Bosch’s world wide connected cloud
Second, if Bosch takes the time and effort to connect everything by 2020, and it’s working well across all of its devices, then working with 3rd parties and strategic partners becomes far easier. By connecting all of the elements of its own house, Bosch shows the world that this “connectivity thing” isn’t some sort of add on, but it solidifies the functionality as one of their core competencies, drawing more and more partners out to link up with them in a virtuous cycle that keeps their products and brand name in prominent spaces within the marketplace.
Bosch creates many different types of techs that must work well together
Third, Bosch is setting itself up for an important part of the service economy. When everything is connected, the cloud services that run security, functionality, and maintenance updates become an essential part of the product. These fees, which could be de minimis on the individual level but massive when aggregated across all users, consumer, and business customers, it could build an entire new, monthly recurring revenue stream for the company that has such wide reach.
Bosch is involved with many, many products all across the world
Fourth and final, Bosch recognizes an opportunity with connectivity in terms of not just making a more sophisticated product, but in making a more durable, hardier, better product. Imagine 100,000 clothes washers in the marketplace, sending data back to Bosch servers after every run. This data would let the manufacturer understand how the devices are performing, where they are excelling and where they’re breaking down. The data allows them to see trends in component hardiness, so perhaps, hypothetically, that part of the machine that was manufactured in Stuttgart is wearing more than the other version of the same part made outside of Berlin. Bosch can understand how the parts are different and how it might be worth it to upgrade Berlin’s manufacturing process to the one in Stuttgart.
The data could give them insights into when machines should be maintained in order to work best, and also help them understand the quantities in which they need to keep replacement parts on hand for parts that can’t help but wear and tear with regular use, like the rubber gaskets in front loading clothes washing machines.
To sum up, connecting everything will help the manufacturer to recognize their weaknesses through compiled and derived data, and then innovate away from those weaknesses in order to make a better product.
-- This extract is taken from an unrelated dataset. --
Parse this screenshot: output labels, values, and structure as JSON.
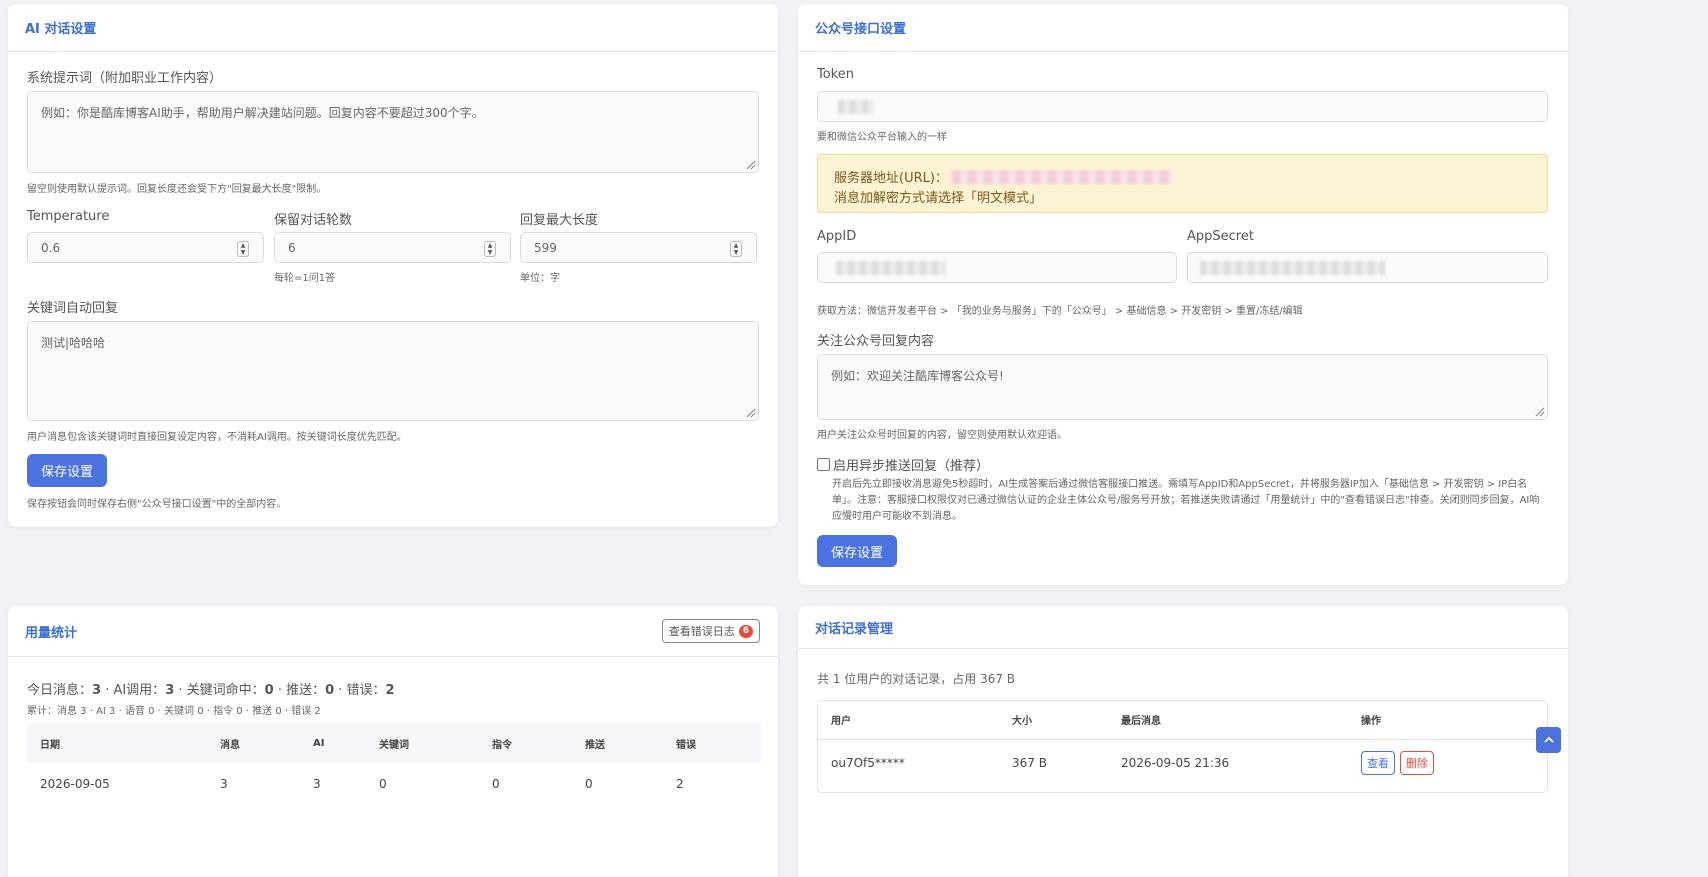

This isn’t limited to next generation hardware improvements — understanding how a device breaks down under certain conditions could mean keeping those devices and their components in better shape longer through software and firmware updates that use the machines differently.
If you can prove that your product will last for ten years instead of six, then you can charge more for it. More important than charging more for the product, you can convince more consumers that your product is hardy, will last longer, and be just that bit more worry free. Which is what every consumer wants — especially when it comes to industrial use, which was a focus for Bosch, who announced their intention to be a major player in not just the IOT space, but in the “I.I.O.T.” space. That extra capital I? It means Industrial.
Bosch isn’t interest in only connecting its consumer products to the Internet
In this way, Struth and Bosch have managed to sum up a lot of what matters here at CES 2017. It’s not about the killer product. We’re at a point where clothes dryers all dry clothes pretty well. It’s about how can that dryer make life a little easier? Can it start the cycle when your sensors know you’re out of the house? Will that be reliable? Or will you have to babysit some app? Will it talk to other things in your home?
CES 2016 spoke a lot about connected this and that. CES 2017 is about the AI layer that makes your connected stuff, whether in home or in business, smart enough to free you up to maximize your personal productivity. #SmartHome? Meet #SmartLife.
Werner Struth recalls the one of Bosch’s founding principles